• **YOUR TASK**:
Where does the string "detail" appear in the records? Copy each line that holds it.

Saved data entries:
+---+

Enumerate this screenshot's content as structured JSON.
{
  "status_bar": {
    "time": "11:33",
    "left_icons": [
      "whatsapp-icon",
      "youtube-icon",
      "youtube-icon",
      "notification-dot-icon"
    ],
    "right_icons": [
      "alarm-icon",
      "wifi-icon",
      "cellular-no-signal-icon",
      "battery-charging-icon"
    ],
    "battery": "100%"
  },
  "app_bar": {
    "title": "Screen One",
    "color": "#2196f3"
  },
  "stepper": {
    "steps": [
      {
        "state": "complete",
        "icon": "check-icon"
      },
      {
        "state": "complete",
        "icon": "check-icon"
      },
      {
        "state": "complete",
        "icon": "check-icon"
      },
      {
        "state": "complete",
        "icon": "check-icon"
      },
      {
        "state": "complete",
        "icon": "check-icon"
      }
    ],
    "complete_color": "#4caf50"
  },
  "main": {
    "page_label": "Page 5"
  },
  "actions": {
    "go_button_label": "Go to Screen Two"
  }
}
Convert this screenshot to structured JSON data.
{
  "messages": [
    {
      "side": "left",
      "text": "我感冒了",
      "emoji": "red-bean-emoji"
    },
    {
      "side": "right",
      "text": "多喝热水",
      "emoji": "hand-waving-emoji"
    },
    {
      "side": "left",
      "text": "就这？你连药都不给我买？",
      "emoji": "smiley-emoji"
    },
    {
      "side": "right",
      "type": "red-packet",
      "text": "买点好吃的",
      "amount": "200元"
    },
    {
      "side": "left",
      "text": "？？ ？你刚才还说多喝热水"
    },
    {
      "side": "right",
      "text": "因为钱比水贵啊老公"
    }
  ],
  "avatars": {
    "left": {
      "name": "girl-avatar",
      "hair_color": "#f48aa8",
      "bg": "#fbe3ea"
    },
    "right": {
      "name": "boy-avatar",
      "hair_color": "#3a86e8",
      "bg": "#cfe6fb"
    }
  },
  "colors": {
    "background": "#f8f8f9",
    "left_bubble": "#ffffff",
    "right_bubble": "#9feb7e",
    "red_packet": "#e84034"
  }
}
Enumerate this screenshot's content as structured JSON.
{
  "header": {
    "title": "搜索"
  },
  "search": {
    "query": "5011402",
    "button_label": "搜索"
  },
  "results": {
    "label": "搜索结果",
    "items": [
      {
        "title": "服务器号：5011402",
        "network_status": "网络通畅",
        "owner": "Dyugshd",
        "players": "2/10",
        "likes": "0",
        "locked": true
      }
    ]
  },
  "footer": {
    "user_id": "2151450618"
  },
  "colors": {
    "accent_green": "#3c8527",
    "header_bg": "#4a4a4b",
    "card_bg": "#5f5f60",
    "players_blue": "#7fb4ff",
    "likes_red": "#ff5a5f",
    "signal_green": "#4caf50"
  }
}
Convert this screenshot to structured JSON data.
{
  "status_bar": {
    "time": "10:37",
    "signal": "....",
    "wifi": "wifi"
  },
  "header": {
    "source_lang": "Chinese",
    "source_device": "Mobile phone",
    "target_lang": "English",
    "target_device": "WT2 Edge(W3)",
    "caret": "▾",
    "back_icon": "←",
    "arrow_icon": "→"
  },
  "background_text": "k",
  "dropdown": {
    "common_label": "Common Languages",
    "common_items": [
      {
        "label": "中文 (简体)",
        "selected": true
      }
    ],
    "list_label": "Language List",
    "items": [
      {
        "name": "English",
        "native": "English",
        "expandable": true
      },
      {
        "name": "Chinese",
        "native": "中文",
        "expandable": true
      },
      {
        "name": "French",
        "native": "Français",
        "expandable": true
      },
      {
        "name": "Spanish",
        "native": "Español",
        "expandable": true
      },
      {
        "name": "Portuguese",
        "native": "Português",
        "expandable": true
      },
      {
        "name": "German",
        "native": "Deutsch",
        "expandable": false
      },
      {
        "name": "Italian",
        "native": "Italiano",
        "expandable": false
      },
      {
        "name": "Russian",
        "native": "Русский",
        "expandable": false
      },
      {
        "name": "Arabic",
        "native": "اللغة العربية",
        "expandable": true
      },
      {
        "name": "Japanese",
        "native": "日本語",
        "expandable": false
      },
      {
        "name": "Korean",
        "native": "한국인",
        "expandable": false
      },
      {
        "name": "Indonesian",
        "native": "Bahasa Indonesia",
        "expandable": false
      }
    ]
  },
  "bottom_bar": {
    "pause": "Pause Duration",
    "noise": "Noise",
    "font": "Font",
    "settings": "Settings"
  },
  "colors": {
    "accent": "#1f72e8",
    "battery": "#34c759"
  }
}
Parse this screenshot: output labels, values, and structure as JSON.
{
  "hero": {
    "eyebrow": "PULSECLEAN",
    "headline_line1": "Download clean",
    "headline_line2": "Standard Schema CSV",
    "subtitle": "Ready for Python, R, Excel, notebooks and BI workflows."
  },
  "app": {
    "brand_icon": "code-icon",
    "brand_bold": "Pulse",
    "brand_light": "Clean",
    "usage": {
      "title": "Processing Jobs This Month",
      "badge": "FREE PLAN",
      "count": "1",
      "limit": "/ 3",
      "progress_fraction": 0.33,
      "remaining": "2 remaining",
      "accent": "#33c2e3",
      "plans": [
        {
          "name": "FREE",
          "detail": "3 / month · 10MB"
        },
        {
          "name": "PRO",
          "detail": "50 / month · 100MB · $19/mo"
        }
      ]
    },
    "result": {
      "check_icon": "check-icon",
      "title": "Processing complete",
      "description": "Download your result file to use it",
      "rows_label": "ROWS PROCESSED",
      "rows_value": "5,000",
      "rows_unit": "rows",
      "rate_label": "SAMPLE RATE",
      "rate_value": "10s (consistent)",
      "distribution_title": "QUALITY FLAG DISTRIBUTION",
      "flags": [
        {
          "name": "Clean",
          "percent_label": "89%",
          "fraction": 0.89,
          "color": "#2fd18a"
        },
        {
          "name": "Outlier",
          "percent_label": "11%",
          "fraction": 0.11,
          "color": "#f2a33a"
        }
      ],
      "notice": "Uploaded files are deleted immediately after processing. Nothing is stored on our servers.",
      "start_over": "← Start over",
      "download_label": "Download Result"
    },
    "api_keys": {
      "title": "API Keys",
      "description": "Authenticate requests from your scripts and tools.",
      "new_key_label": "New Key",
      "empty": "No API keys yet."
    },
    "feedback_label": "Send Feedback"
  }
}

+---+

• **RESPONSE BOX**:
          "detail": "3 / month · 10MB"
          "detail": "50 / month · 100MB · $19/mo"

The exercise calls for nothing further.